It was that kind of night for the Raiders, and Hill’s big plays left them chasing, unsuccessfully, for the game’s last three quarters.
The Raiders started the third quarter by forcing two turnovers, and they feel they should be closer than they are.
Two turnovers only led to three points, and the Chiefs lead midway through the third quarter, 21-13. Sebastian Janikowski kicked a 33-yard field goal after a T.J. Carrie interception to start the second half.
Raiders All-World linebacker Khalil Mack had a strip-sack of Alex Smith on the next possession, but the Raiders couldn’t generate any offense off of it. On the second field goal try it appeared there was a bad snap.
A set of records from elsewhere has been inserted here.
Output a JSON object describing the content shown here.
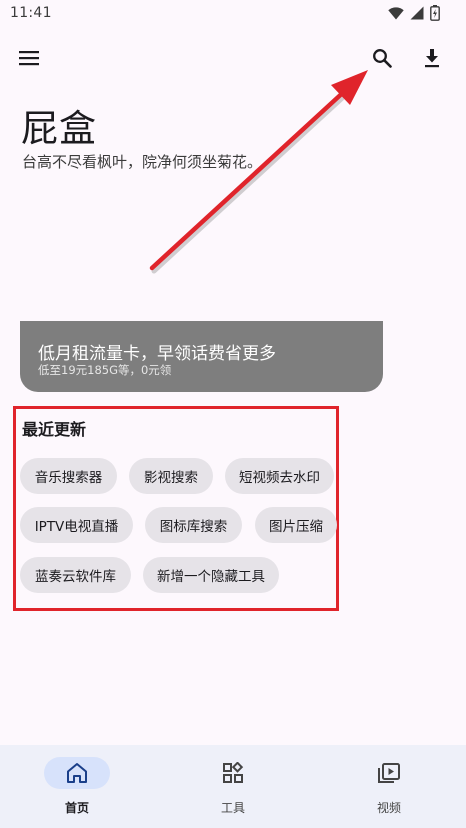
{
  "status_bar": {
    "time": "11:41",
    "icons": [
      "wifi-icon",
      "signal-icon",
      "battery-icon"
    ]
  },
  "top_bar": {
    "icons": [
      "menu-icon",
      "search-icon",
      "download-icon"
    ]
  },
  "header": {
    "title": "屁盒",
    "subtitle": "台高不尽看枫叶，院净何须坐菊花。"
  },
  "promo": {
    "title": "低月租流量卡，早领话费省更多",
    "subtitle": "低至19元185G等，0元领"
  },
  "recent": {
    "title": "最近更新",
    "chips": [
      "音乐搜索器",
      "影视搜索",
      "短视频去水印",
      "IPTV电视直播",
      "图标库搜索",
      "图片压缩",
      "蓝奏云软件库",
      "新增一个隐藏工具"
    ]
  },
  "bottom_nav": {
    "items": [
      {
        "label": "首页",
        "icon": "home-icon",
        "active": true
      },
      {
        "label": "工具",
        "icon": "apps-icon",
        "active": false
      },
      {
        "label": "视频",
        "icon": "video-library-icon",
        "active": false
      }
    ]
  },
  "colors": {
    "background": "#fdf8fd",
    "annotation_red": "#e0242b",
    "promo_bg": "#7e7e7e",
    "chip_bg": "#e6e3e8",
    "nav_bg": "#eef0f9",
    "nav_active_pill": "#d7e2fb"
  }
}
By the time Raiders punter Marquette King gathered it, he was forced to try to run and he ended up going nowhere.
The Chiefs led, 21-3, midway through the second quarter. The Raiders closed it to 21-10 late in the second quarter on a Latavius Murray touchdown run.
The Raiders showed some life late in the first half, and it’s a good thing they did. Thursday night’s game was on the verge of getting really ugly.
The Chiefs dominated for much of the first half, and at halftime they hold a 21-10 lead. The Raiders trimmed the lead on a Latavius Murray touchdown run with 14 seconds left in the half.
A 36-yard touchdown pass from Alex Smith to Tyreek Hill early in the second quarter gave the Chiefs a 7-3 lead. After a quick stop the Chiefs drove again with big passes to Travis Kelce and Chris Conley to set up a Charcandrick West touchdown run and make it 14-3.
Hill had a 78-yard punt return to make it 21-3. It was the ninth touchdown the speedy rookie has posted this season.
Smith was over 200 yards passing a little over 20 minutes into the game. Midway through the second quarter the Raiders had 35 yards of offense, and three Chiefs receivers had more than 35 receiving yards.
At halftime, Smith has 202 passing yards vs. just 77 for his counterpart, Raiders quarterback Derek Carr. Hill has three catches for 53 yards in addition to his punt return.
Chiefs linebacker Derrick Johnson left in the second quarter with what the team announced as an Achilles injury. He won’t return.